Rehm set his mega benchmark of 8.40m at the 2015 IPC world championships in Doha, Qatar. How far can he go as he aims to defend his F44 long jump crown at the Paralympics?
Isis Holt -- Athletics
She's just 15 years old but Isis Holt is already a pocket rocket dominating her sport.
The Australian only took up Paralympic sprinting in 2014 but the following year she won 100 and 200-meter gold at the world championships in world record time.
A delight to watch on track, the teenager says she doesn't actually remember watching athletics during London 2012 -- well, she was just 11.
Holt races in the T35 class for athletes with cerebral palsy and will renew her rivalry with Great Britain's Maria Lyle, another talented teenager making her Paralympic debut in Rio.
Sherif Othman -- Powerlifting
When it comes to a heavyweight in powerlifting, there is only one real contender -- Sherif Othman.
The Egyptian is a double Paralympic gold medalist in the 56 kg class but has moved up to 59 kg ahead of the Rio Games -- much to the chagrin of some his rivals.
Othman announced his arrival in the division by immediately setting a new world record of 210.5 kg in February this year.

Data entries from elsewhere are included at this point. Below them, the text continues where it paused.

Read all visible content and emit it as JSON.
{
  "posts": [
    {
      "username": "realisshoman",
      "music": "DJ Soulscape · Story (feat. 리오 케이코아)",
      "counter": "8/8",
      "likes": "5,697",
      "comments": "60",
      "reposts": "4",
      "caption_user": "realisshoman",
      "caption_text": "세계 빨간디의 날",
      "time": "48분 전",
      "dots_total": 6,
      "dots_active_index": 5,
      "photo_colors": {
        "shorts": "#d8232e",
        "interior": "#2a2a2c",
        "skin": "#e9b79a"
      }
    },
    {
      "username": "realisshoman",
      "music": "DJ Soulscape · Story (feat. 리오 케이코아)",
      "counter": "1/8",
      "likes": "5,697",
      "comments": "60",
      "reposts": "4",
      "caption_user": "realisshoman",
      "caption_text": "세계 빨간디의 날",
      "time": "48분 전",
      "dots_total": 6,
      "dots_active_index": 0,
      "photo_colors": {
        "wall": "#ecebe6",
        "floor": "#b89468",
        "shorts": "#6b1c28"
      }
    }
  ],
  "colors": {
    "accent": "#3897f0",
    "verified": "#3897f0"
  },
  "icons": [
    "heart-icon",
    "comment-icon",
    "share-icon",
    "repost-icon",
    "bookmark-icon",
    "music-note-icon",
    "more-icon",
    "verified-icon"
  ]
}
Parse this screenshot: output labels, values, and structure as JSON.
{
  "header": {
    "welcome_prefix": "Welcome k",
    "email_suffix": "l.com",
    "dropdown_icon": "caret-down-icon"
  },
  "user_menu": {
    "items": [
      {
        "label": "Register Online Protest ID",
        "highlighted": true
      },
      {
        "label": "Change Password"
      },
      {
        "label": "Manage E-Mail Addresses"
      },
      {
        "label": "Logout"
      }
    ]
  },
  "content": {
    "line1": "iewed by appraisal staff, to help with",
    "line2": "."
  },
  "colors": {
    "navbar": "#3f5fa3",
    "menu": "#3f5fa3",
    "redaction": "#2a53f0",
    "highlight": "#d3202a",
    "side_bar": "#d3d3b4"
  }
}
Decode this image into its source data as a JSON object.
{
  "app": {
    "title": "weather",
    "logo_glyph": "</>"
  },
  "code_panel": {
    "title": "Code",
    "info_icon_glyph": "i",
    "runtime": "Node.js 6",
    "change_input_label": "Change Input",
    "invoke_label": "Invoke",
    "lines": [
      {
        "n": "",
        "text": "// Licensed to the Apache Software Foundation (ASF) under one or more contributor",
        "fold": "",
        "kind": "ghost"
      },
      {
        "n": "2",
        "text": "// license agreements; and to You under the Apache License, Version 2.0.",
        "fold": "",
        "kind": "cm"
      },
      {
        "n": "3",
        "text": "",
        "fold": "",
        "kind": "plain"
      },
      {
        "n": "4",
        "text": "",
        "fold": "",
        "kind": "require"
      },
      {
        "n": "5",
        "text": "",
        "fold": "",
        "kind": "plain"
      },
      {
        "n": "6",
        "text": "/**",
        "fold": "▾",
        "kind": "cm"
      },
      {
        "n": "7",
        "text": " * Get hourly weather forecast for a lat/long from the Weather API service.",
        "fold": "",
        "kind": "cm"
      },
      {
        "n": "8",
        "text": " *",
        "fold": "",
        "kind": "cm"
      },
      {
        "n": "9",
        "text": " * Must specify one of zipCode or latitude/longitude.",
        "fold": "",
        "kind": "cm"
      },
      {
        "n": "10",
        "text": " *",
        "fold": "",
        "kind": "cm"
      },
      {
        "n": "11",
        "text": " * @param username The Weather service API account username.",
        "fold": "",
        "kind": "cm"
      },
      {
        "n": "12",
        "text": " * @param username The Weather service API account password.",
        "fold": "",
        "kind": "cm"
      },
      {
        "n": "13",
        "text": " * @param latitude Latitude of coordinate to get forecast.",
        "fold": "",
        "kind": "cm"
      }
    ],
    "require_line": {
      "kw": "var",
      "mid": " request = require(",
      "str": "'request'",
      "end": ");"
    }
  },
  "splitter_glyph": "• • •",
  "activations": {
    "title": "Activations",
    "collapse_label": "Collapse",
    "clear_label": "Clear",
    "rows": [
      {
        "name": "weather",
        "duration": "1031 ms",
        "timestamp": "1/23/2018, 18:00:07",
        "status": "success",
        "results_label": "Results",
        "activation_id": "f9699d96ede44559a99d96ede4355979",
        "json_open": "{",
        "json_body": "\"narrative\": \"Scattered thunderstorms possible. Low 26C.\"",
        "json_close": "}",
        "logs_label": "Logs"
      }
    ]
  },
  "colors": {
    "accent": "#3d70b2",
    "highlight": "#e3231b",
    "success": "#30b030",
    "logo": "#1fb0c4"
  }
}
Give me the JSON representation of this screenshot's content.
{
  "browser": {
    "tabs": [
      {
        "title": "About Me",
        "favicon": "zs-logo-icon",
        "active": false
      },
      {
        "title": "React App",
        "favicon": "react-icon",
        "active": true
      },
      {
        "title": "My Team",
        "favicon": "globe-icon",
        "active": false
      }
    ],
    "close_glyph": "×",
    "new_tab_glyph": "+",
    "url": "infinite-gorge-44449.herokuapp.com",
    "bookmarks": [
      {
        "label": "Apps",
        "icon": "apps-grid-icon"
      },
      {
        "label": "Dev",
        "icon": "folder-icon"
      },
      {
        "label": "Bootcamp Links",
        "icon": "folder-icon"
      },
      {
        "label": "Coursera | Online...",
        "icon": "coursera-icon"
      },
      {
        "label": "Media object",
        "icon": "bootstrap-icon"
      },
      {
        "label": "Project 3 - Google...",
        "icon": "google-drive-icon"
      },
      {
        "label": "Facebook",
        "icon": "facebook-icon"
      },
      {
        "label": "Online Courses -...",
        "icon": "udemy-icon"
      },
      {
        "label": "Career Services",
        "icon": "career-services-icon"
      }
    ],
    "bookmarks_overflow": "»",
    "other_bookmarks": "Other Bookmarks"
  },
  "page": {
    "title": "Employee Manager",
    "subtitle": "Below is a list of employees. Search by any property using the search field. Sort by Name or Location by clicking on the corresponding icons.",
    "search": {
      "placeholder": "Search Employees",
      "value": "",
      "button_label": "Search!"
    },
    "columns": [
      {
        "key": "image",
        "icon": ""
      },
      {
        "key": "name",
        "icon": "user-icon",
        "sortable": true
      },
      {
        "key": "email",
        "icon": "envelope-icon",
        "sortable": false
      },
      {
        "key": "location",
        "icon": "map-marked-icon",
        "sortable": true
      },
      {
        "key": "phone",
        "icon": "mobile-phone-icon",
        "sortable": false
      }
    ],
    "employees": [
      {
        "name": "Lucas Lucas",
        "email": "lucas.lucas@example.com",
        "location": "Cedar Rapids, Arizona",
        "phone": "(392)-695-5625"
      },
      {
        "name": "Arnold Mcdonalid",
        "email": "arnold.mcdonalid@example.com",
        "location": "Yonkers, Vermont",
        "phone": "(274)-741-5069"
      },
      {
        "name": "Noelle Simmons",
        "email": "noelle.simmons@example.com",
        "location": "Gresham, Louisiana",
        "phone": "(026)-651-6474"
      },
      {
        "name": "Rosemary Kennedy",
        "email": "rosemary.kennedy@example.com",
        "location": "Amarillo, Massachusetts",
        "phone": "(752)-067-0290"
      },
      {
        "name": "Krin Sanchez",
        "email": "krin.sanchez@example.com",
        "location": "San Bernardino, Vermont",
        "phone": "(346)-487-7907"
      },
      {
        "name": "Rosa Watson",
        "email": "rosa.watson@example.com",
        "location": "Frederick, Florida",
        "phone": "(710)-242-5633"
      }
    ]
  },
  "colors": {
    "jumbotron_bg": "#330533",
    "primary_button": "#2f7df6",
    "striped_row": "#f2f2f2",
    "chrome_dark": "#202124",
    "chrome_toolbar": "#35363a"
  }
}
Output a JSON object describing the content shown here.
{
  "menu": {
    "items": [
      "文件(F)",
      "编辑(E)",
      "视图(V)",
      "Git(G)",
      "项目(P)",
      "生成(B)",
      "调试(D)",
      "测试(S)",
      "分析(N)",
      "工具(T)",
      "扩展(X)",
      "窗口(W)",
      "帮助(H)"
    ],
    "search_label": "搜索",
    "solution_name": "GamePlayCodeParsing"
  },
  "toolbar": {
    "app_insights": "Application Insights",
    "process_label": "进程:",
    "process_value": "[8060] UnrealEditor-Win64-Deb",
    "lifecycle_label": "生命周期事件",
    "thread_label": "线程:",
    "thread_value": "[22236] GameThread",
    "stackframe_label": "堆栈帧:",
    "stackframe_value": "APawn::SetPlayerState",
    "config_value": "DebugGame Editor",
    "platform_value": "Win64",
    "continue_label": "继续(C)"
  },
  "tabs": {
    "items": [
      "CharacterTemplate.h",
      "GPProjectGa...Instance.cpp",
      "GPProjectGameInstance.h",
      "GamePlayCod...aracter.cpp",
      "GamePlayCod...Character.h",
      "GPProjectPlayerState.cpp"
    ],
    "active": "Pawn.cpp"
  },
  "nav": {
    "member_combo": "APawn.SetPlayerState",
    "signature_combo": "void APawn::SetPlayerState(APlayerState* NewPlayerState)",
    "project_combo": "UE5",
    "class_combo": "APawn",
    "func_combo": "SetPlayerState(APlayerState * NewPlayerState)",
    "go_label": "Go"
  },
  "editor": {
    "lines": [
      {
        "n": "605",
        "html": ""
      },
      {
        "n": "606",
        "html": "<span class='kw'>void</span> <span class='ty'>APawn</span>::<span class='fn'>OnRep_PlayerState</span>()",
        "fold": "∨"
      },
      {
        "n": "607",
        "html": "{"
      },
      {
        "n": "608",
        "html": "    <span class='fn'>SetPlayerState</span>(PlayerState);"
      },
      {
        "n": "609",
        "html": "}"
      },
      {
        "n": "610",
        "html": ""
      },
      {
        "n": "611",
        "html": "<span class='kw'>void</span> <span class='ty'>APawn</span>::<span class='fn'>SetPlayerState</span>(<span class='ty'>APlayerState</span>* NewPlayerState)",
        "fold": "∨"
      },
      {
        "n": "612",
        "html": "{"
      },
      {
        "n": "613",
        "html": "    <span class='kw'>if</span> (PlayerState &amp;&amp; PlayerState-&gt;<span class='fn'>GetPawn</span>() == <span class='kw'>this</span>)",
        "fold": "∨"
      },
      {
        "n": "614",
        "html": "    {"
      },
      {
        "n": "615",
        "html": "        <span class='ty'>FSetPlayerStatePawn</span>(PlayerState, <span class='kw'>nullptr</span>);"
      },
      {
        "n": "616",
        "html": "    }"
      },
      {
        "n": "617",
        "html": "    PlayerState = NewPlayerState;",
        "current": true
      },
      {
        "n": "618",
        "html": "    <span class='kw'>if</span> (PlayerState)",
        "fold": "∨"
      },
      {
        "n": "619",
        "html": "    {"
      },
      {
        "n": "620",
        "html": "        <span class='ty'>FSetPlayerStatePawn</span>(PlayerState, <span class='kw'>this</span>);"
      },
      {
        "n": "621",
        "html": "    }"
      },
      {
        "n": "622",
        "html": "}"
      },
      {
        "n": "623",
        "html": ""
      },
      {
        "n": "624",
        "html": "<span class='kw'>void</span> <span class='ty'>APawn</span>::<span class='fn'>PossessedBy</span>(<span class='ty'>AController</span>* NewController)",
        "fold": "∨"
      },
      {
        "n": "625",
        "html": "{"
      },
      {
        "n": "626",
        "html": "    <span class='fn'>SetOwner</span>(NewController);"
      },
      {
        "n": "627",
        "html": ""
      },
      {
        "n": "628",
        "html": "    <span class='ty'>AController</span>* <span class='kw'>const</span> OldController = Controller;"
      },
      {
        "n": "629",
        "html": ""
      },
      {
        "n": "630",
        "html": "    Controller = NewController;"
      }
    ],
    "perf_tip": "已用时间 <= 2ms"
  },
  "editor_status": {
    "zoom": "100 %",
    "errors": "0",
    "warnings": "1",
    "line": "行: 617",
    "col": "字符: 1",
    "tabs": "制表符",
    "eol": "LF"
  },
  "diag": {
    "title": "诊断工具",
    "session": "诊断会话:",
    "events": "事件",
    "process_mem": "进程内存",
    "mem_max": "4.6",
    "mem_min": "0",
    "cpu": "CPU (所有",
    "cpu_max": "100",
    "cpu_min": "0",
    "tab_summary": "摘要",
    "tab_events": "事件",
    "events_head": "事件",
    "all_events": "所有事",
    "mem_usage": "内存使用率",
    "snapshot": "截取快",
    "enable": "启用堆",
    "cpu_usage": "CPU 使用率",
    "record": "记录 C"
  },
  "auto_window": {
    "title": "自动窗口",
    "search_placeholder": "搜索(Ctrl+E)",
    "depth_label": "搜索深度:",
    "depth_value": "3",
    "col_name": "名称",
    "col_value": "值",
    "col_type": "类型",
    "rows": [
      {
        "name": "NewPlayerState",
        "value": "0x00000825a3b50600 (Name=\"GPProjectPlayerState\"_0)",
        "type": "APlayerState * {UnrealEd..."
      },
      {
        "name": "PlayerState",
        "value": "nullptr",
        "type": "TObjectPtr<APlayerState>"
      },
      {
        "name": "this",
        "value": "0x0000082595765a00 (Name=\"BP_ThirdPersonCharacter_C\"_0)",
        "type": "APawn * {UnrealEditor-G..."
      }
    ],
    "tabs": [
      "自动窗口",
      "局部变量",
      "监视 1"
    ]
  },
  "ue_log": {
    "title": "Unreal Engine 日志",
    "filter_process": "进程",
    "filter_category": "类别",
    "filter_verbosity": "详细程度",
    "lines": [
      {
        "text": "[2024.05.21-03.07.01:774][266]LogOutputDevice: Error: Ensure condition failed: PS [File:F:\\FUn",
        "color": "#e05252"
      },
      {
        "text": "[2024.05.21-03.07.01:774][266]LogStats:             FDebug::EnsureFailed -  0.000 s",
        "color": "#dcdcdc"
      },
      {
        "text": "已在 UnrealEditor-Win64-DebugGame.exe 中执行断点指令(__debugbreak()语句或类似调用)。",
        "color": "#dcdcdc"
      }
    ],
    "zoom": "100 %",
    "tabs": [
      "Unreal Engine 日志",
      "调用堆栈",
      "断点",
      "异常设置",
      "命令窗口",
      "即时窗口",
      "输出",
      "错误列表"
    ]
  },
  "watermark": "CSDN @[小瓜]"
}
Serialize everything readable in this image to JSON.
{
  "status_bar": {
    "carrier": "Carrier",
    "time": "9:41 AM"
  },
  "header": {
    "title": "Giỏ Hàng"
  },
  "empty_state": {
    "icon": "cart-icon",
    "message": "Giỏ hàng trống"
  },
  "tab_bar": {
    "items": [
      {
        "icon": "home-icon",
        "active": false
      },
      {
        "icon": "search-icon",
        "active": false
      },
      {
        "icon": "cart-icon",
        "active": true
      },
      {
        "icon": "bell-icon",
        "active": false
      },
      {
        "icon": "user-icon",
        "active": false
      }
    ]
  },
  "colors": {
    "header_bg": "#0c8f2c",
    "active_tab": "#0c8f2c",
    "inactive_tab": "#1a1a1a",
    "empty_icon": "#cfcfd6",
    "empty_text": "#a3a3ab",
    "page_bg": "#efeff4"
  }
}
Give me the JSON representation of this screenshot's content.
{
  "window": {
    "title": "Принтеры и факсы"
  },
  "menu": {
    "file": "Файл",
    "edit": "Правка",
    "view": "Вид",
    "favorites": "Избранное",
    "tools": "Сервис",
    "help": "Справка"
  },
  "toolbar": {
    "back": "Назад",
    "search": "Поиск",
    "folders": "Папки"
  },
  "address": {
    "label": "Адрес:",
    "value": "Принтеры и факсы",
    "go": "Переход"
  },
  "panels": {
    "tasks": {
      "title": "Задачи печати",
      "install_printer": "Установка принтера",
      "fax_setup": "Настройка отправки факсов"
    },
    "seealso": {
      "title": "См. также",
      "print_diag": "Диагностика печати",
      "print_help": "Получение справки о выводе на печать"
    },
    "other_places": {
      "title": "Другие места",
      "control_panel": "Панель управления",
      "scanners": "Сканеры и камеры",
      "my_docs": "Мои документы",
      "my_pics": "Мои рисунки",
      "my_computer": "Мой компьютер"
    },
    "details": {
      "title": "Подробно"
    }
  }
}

British rival Ali Jawad has high praise for Othman, calling him the "Usain Bolt" of powerlifting. "If you look at the best benchers who've ever lived -- able-bodied or disabled -- he is probably the best out of all of them," Jawad said.